Nursing is a dynamic, evolving discipline and has been shaped by its history. Nursing may be viewed as a personal calling to provide compassionate service to others and as a science that encompasses a specialized body of knowledge built upon science and the liberal arts and with specified outcomes related to health and holism. It is based on understanding human conditions and relationships across the life span. Nursing practice provides an essential service to clients and is directed to the promotion, maintenance, and restoration of health or creation of an environment supportive of a dignified death. Nurses function in a variety of health care settings as professional providers of care, members of the discipline, and managers of care within the scope of nursing practice.
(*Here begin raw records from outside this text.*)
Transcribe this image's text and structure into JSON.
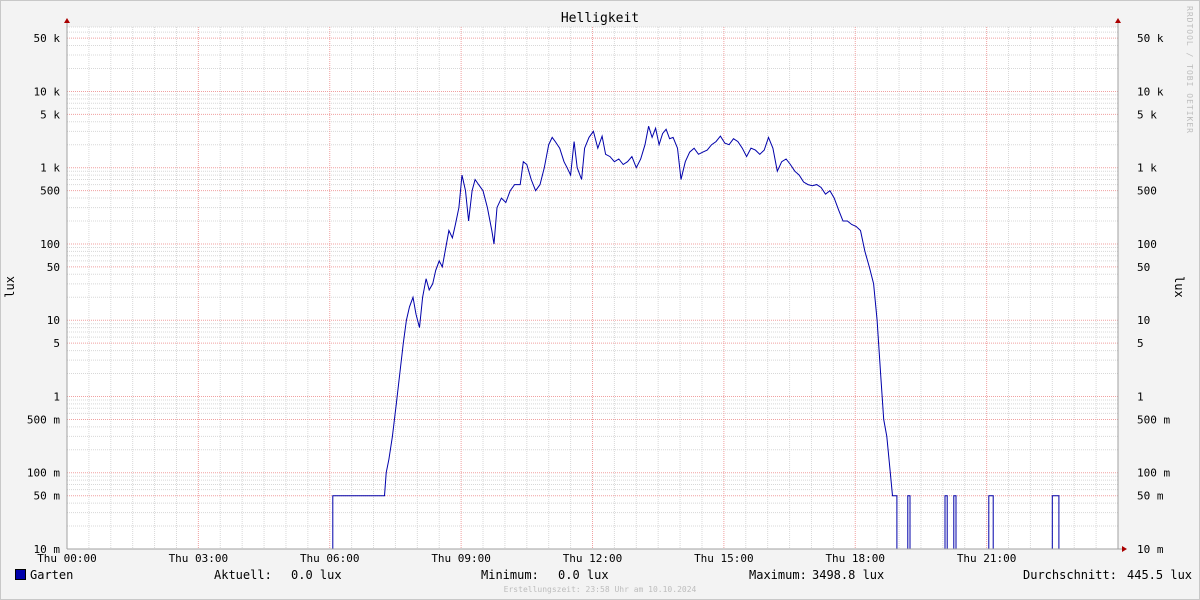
{
  "title": "Helligkeit",
  "watermark": "RRDTOOL / TOBI OETIKER",
  "ylabel": "lux",
  "legend": {
    "series_name": "Garten",
    "current_label": "Aktuell:",
    "current_value": "0.0 lux",
    "min_label": "Minimum:",
    "min_value": "0.0 lux",
    "max_label": "Maximum:",
    "max_value": "3498.8 lux",
    "avg_label": "Durchschnitt:",
    "avg_value": "445.5 lux"
  },
  "footer": "Erstellungszeit: 23:58 Uhr am 10.10.2024",
  "colors": {
    "line": "#0000aa",
    "major_grid": "#f0a0a0",
    "minor_grid": "#d8d8d8",
    "axis": "#a0a0a0",
    "background": "#ffffff",
    "canvas": "#f3f3f3"
  },
  "chart_data": {
    "type": "line",
    "title": "Helligkeit",
    "xlabel": "",
    "ylabel": "lux",
    "y_scale": "log",
    "ylim": [
      0.01,
      70000
    ],
    "xlim": [
      0,
      24
    ],
    "x_ticks": [
      {
        "x": 0,
        "label": "Thu 00:00"
      },
      {
        "x": 3,
        "label": "Thu 03:00"
      },
      {
        "x": 6,
        "label": "Thu 06:00"
      },
      {
        "x": 9,
        "label": "Thu 09:00"
      },
      {
        "x": 12,
        "label": "Thu 12:00"
      },
      {
        "x": 15,
        "label": "Thu 15:00"
      },
      {
        "x": 18,
        "label": "Thu 18:00"
      },
      {
        "x": 21,
        "label": "Thu 21:00"
      }
    ],
    "y_ticks": [
      {
        "v": 50000,
        "label": "50 k"
      },
      {
        "v": 10000,
        "label": "10 k"
      },
      {
        "v": 5000,
        "label": "5 k"
      },
      {
        "v": 1000,
        "label": "1 k"
      },
      {
        "v": 500,
        "label": "500"
      },
      {
        "v": 100,
        "label": "100"
      },
      {
        "v": 50,
        "label": "50"
      },
      {
        "v": 10,
        "label": "10"
      },
      {
        "v": 5,
        "label": "5"
      },
      {
        "v": 1,
        "label": "1"
      },
      {
        "v": 0.5,
        "label": "500 m"
      },
      {
        "v": 0.1,
        "label": "100 m"
      },
      {
        "v": 0.05,
        "label": "50 m"
      },
      {
        "v": 0.01,
        "label": "10 m"
      }
    ],
    "grid": true,
    "series": [
      {
        "name": "Garten",
        "points": [
          [
            0.0,
            0.01
          ],
          [
            6.07,
            0.01
          ],
          [
            6.07,
            0.05
          ],
          [
            7.25,
            0.05
          ],
          [
            7.29,
            0.1
          ],
          [
            7.35,
            0.15
          ],
          [
            7.43,
            0.3
          ],
          [
            7.52,
            0.8
          ],
          [
            7.6,
            2
          ],
          [
            7.68,
            5
          ],
          [
            7.75,
            10
          ],
          [
            7.82,
            15
          ],
          [
            7.9,
            20
          ],
          [
            7.97,
            12
          ],
          [
            8.05,
            8
          ],
          [
            8.12,
            20
          ],
          [
            8.2,
            35
          ],
          [
            8.27,
            25
          ],
          [
            8.35,
            30
          ],
          [
            8.42,
            45
          ],
          [
            8.5,
            60
          ],
          [
            8.57,
            50
          ],
          [
            8.65,
            90
          ],
          [
            8.72,
            150
          ],
          [
            8.8,
            120
          ],
          [
            8.87,
            180
          ],
          [
            8.95,
            300
          ],
          [
            9.02,
            800
          ],
          [
            9.1,
            500
          ],
          [
            9.17,
            200
          ],
          [
            9.25,
            500
          ],
          [
            9.32,
            700
          ],
          [
            9.4,
            600
          ],
          [
            9.5,
            500
          ],
          [
            9.6,
            300
          ],
          [
            9.7,
            150
          ],
          [
            9.75,
            100
          ],
          [
            9.82,
            300
          ],
          [
            9.92,
            400
          ],
          [
            10.02,
            350
          ],
          [
            10.12,
            500
          ],
          [
            10.22,
            600
          ],
          [
            10.35,
            600
          ],
          [
            10.42,
            1200
          ],
          [
            10.5,
            1100
          ],
          [
            10.6,
            700
          ],
          [
            10.7,
            500
          ],
          [
            10.8,
            600
          ],
          [
            10.9,
            1000
          ],
          [
            11.0,
            2000
          ],
          [
            11.08,
            2500
          ],
          [
            11.15,
            2200
          ],
          [
            11.25,
            1800
          ],
          [
            11.35,
            1200
          ],
          [
            11.42,
            1000
          ],
          [
            11.5,
            800
          ],
          [
            11.58,
            2200
          ],
          [
            11.65,
            1000
          ],
          [
            11.75,
            700
          ],
          [
            11.82,
            1800
          ],
          [
            11.92,
            2500
          ],
          [
            12.02,
            3000
          ],
          [
            12.12,
            1800
          ],
          [
            12.22,
            2600
          ],
          [
            12.3,
            1500
          ],
          [
            12.4,
            1400
          ],
          [
            12.5,
            1200
          ],
          [
            12.6,
            1300
          ],
          [
            12.7,
            1100
          ],
          [
            12.8,
            1200
          ],
          [
            12.9,
            1400
          ],
          [
            13.0,
            1000
          ],
          [
            13.1,
            1300
          ],
          [
            13.2,
            2000
          ],
          [
            13.28,
            3500
          ],
          [
            13.36,
            2500
          ],
          [
            13.44,
            3300
          ],
          [
            13.52,
            2000
          ],
          [
            13.6,
            2800
          ],
          [
            13.68,
            3200
          ],
          [
            13.76,
            2400
          ],
          [
            13.84,
            2500
          ],
          [
            13.94,
            1800
          ],
          [
            14.02,
            700
          ],
          [
            14.12,
            1200
          ],
          [
            14.22,
            1600
          ],
          [
            14.32,
            1800
          ],
          [
            14.42,
            1500
          ],
          [
            14.52,
            1600
          ],
          [
            14.62,
            1700
          ],
          [
            14.72,
            2000
          ],
          [
            14.82,
            2200
          ],
          [
            14.92,
            2600
          ],
          [
            15.02,
            2100
          ],
          [
            15.12,
            2000
          ],
          [
            15.22,
            2400
          ],
          [
            15.32,
            2200
          ],
          [
            15.42,
            1800
          ],
          [
            15.52,
            1400
          ],
          [
            15.62,
            1800
          ],
          [
            15.72,
            1700
          ],
          [
            15.82,
            1500
          ],
          [
            15.92,
            1700
          ],
          [
            16.02,
            2500
          ],
          [
            16.12,
            1800
          ],
          [
            16.22,
            900
          ],
          [
            16.32,
            1200
          ],
          [
            16.42,
            1300
          ],
          [
            16.52,
            1100
          ],
          [
            16.62,
            900
          ],
          [
            16.72,
            800
          ],
          [
            16.82,
            650
          ],
          [
            16.92,
            600
          ],
          [
            17.02,
            580
          ],
          [
            17.12,
            600
          ],
          [
            17.22,
            550
          ],
          [
            17.32,
            450
          ],
          [
            17.42,
            500
          ],
          [
            17.52,
            400
          ],
          [
            17.62,
            280
          ],
          [
            17.72,
            200
          ],
          [
            17.82,
            200
          ],
          [
            17.92,
            180
          ],
          [
            18.02,
            170
          ],
          [
            18.12,
            150
          ],
          [
            18.22,
            80
          ],
          [
            18.32,
            50
          ],
          [
            18.42,
            30
          ],
          [
            18.5,
            10
          ],
          [
            18.58,
            2
          ],
          [
            18.65,
            0.5
          ],
          [
            18.72,
            0.3
          ],
          [
            18.8,
            0.1
          ],
          [
            18.85,
            0.05
          ],
          [
            18.95,
            0.05
          ],
          [
            18.95,
            0.01
          ],
          [
            19.2,
            0.01
          ],
          [
            19.2,
            0.05
          ],
          [
            19.25,
            0.05
          ],
          [
            19.25,
            0.01
          ],
          [
            20.05,
            0.01
          ],
          [
            20.05,
            0.05
          ],
          [
            20.1,
            0.05
          ],
          [
            20.1,
            0.01
          ],
          [
            20.25,
            0.01
          ],
          [
            20.25,
            0.05
          ],
          [
            20.3,
            0.05
          ],
          [
            20.3,
            0.01
          ],
          [
            21.05,
            0.01
          ],
          [
            21.05,
            0.05
          ],
          [
            21.15,
            0.05
          ],
          [
            21.15,
            0.01
          ],
          [
            22.5,
            0.01
          ],
          [
            22.5,
            0.05
          ],
          [
            22.65,
            0.05
          ],
          [
            22.65,
            0.01
          ],
          [
            24.0,
            0.01
          ]
        ]
      }
    ]
  }
}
Through nurse-client collaboration, the health needs of individuals with diverse cultural backgrounds and lifestyles are addressed in order to promote optimal levels of functioning.

In an ever-changing health care delivery system, nurses must make complex decisions, adapt to new situations, and continually update knowledge and skills by using critical thinking. Critical thinking is a cognitive process that involves unbiased, reflective reasoning in order to arrive at purposeful conclusions based on fact and principles. The nurse uses critical thinking in applying evidence and theory when providing and managing care. The nurse is accountable for abiding by all laws and regulations related to nursing practice.

Teaching-Learning Practices

This program’s teaching and learning beliefs assert that an education in the arts and sciences provides a foundation for the development of critical thinking. Learning is a continuous, life-long process and results in the acquisition of new insights and behavioral changes. Students are encouraged to use critical thinking when applying program content to situations they encounter in their clinical practice.

Learning, teaching, and evaluation are shared processes that support personal development and stimulate inquiry. The amount of learning achieved is influenced by the learner’s value system, experiences, knowledge, and active participation. The faculty considers all these factors in the presentation of the curriculum.

Learning is enhanced in a humanistic environment that fosters growth of ideas and appreciates human diversity in an open forum where students freely and critically evaluate information, raise questions, and formulate responses. Ethnic and cultural differences as well as individual learning styles must be considered when developing an active leaving environment.

Online Courses

The RNBSN program is delivered online with an on-ground clinical component.

Lab Requirements

There are no onsite lab requirements.

NUR 4033 includes a virtual clinical component, which is not included in the cost of the program.

Clinical Fieldwork

††NUR 4043 includes a clinical component of 75 hours.